Or rather, it is a rough estimate of that total. An accurate account does not exist. Weatherbys, the organisation which monitors Britain's racing population with all the comprehensive efficiency of a police state, does not keep a record of the numbers leaving the sport. But since the current total of horses registered in training is almost 13,000, a figure which remains fairly static, and that about 2,500 juveniles join the list each year, it seems reasonable to assume that a similar number are leaving. But leaving for where?
There is no shortage of possible destinations. Some jumpers will move down a grade, and join the point-to-point circuit or go hunting.
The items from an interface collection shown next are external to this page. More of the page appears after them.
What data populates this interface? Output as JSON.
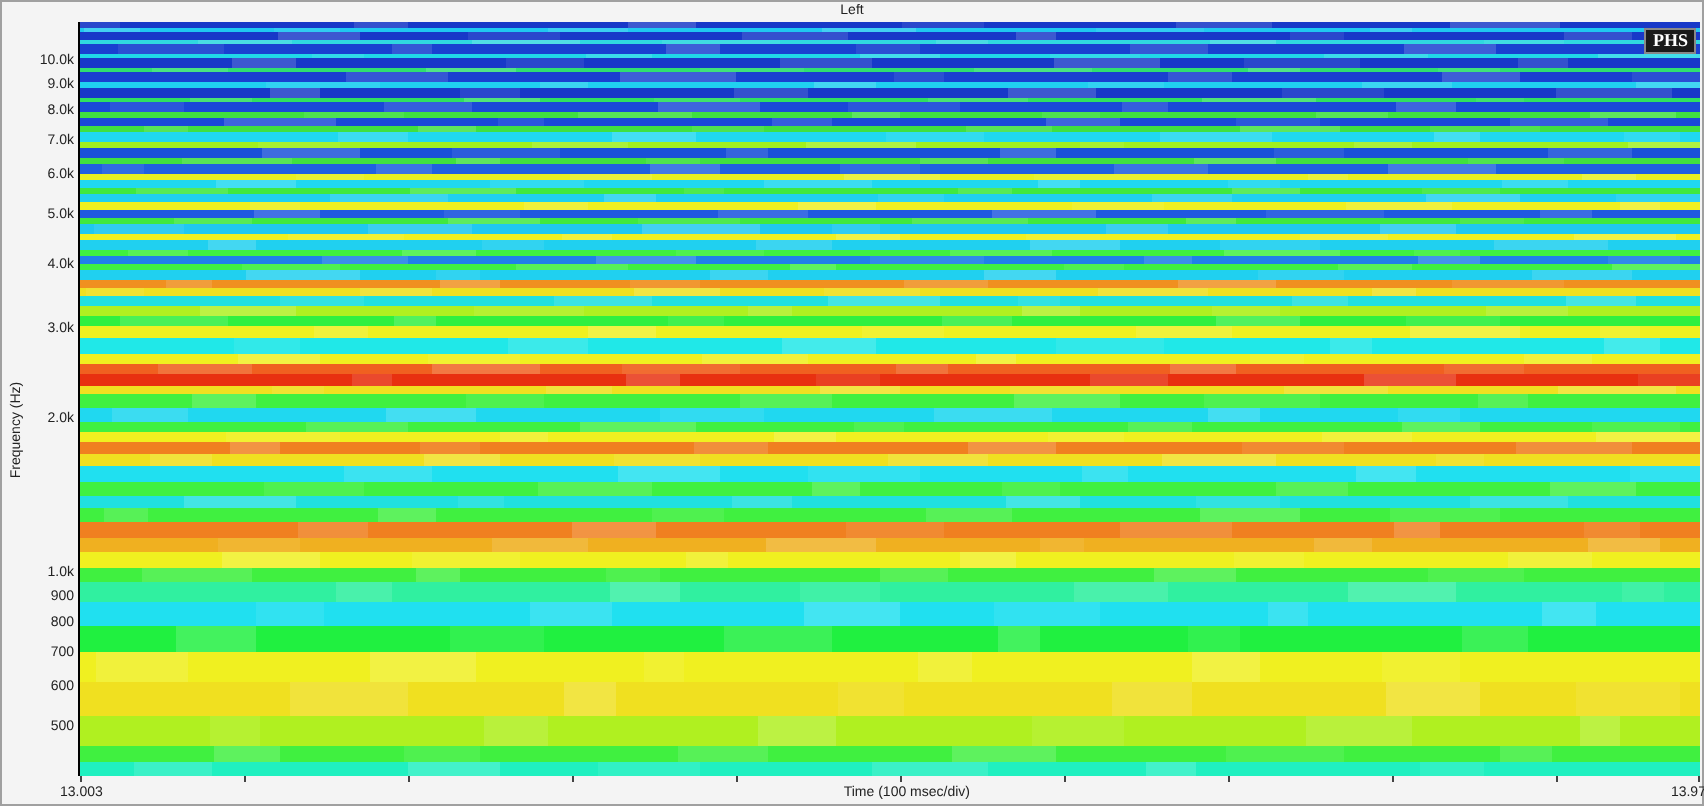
{
  "title": "Left",
  "badge": "PHS",
  "y_axis": {
    "label": "Frequency (Hz)",
    "ticks": [
      "10.0k",
      "9.0k",
      "8.0k",
      "7.0k",
      "6.0k",
      "5.0k",
      "4.0k",
      "3.0k",
      "2.0k",
      "1.0k",
      "900",
      "800",
      "700",
      "600",
      "500"
    ]
  },
  "x_axis": {
    "label": "Time (100 msec/div)",
    "start": "13.003",
    "end": "13.97"
  }
}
Flat horses might be exported to race in a country better suited to their ability. "It always amazes me how they all get spread about and where they get to when they do get sold," Joss Collins, of the British Bloodstock Agency, says. "We buy for Austria, Switzerland, Sweden, Hungary, Norway, those sort of places, and our horses win a lot of races out there." Mares in particular will find a new career as parents. Others, whose owner or trainer can accommodate them, will enjoy a peaceful retirement.
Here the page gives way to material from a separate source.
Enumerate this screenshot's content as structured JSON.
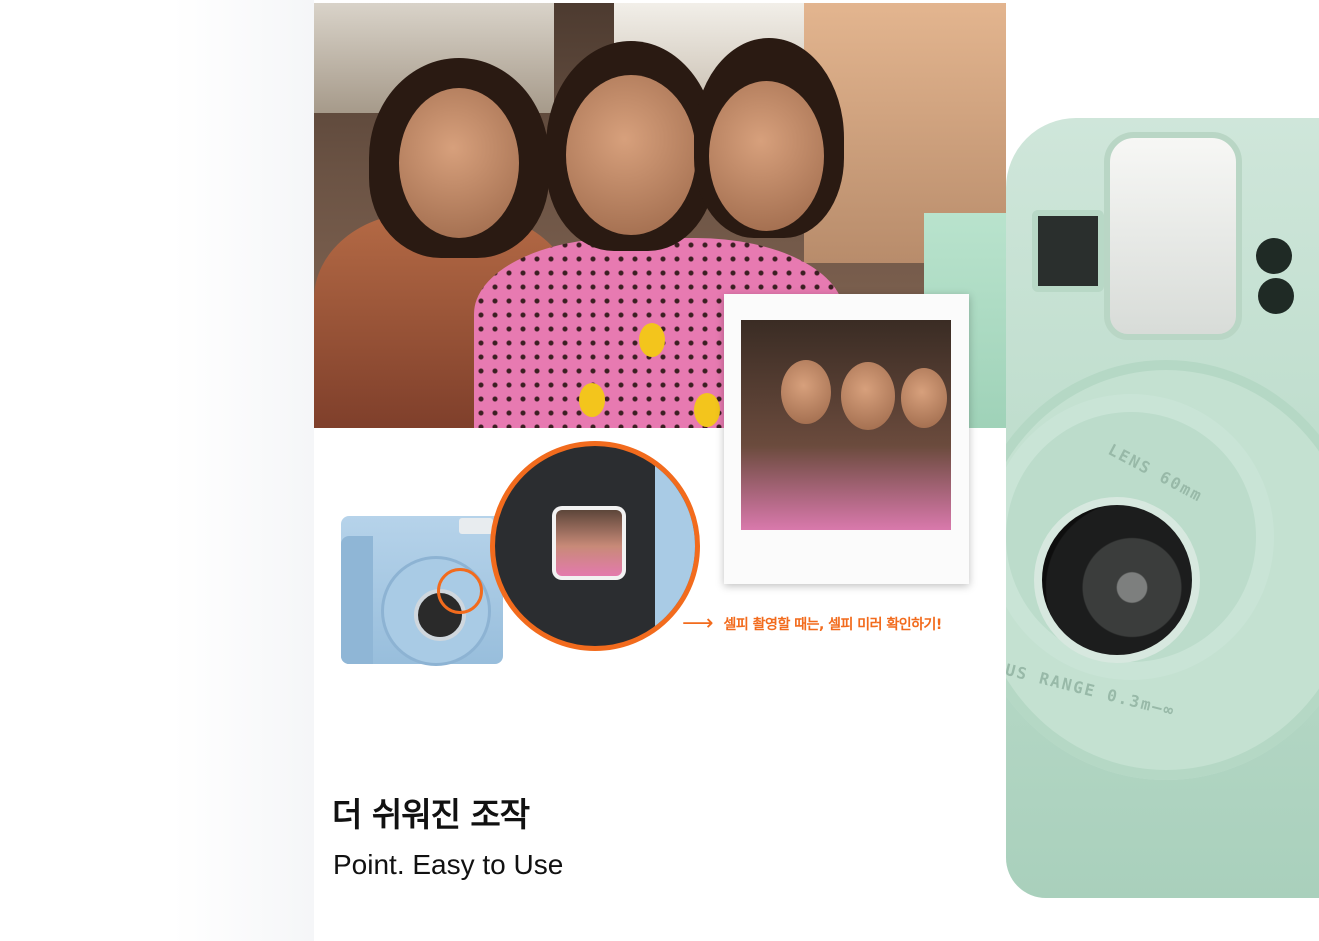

For some, however, the future will be less certain. "Thoroughbreds are highly-strung animals which need a lot of care and attention," Sarah Bligh, of the International League for the Protection of Horses, says. "They're not horses that you can just winter out the whole time, and they need a lot of feeding and a lot of keep, so they often become the victims of neglect. There will be some very severe sights in this country on this very day." And there is another possible final destination for retired thoroughbreds, in the horsemeat markets of France and Belgium, a subject examined in greater detail tomorrow.
The great shame of the neglect of ex-racehorses is that, though they may be expensive and demanding, many people in the equine world are ignorant of their potential for a life after racing. It is a problem which Ian McAlpine, who runs a riding centre near Guildford called Hacking With A Difference, is trying hard to address.
"I didn't start out to be some sort of crusader," McAlpine says. "I'm getting on for 50 and I only rode for the first time 10 years ago. But when I wanted to buy my own horse I had this suspicion that people were selling them with the teeth knocked out and so on, so the ones you buy are twice as old as they're meant to be.
"Then I realised that if I bought an ex-racehorse, it would have all its papers and I would know its full history, and that's how I came by my first one. We started the business about four years ago and we've never had anything but thoroughbreds. They're the cheapest to buy, and with some sensible re-schooling and a bit of patience they work very well."
Amateur riders who have stood by a running rail and watched a racer pound its way to the post might fear that only an Eddery or Dunwoody can keep them under control, but McAlpine's re-education ensures that his customers enjoy a ride which is both exhilarating and safe. "It's a shame there's so much ignorance," he says. "It's like greyhounds. My girlfriend used to rescue them and I'd always thought they were snappy, nasty things, but in fact they're the softest things you could find. I meet people who are looking to spend untold amounts on horses but wouldn't consider having an ex-racehorse, but once they're suitably schooled they're as good as anything else, and a lot better in many cases."
His beliefs are echoed by Carrie Humble, whose Thoroughbred Rehabilitation Centre at Kendal in Cumbria is "the only registered charity in the country, and in the world probably, for thoroughbred ex-racehorses." Like McAlpine, Humble re-schools her horses, before finding them a suitable home (though they remain the Centre's property at all times). "The main problem for ex-racehorses is that they have nowhere to go," Humble says. "They are the Ferraris of the horse world, and you can't give a Ferrari to someone who's only had nine lessons in a Capri."
Humble's Centre depends wholly on donations, and will handle only a tiny fraction of the horses leaving training ("I've got seven right now," she says. "I get no salary, I've got two other girls who work for no salary, and it's a 70-hour week.") After spending several years trying to defy impossible odds, she has some strong and, for many in racing, uncomfortable opinions on the structure of the industry.
"The vast majority of the horses I get are youngsters which have been raced at two and three and have tendon or ligament problems," she says. "I personally am vehemently opposed to the racing of two-year-olds, its a wholly commercial thing to do, but of course I'm whistling in the wind as far as that goes because a great deal of British racing is based on running youngsters.
"But it means that you have a huge burn-out rate. People will argue that they have been bred for it or that thoroughbreds mature at a different rate and have a different bone structure. It's all nonsense."
The horses at Humble's rehabilitation centre, and the dozen or so at Hacking With A Difference, are among the most fortunate of the thousands who leave the country's training yards each season. There will be others - hundreds, possibly more - which are never even registered with a trainer and so, as far as racing's authorities are concerned, do not exist. For some, life after racing will be either short, painful - or both.
Hacking With A Difference, (0483) 200227. The Thoroughbred Rehabilitation Centre, 4 Crook Lea, Kendal, Cumbria LA9 4Q, (0539) 733566.
TOMORROW: The meat market in horsefleshReuse content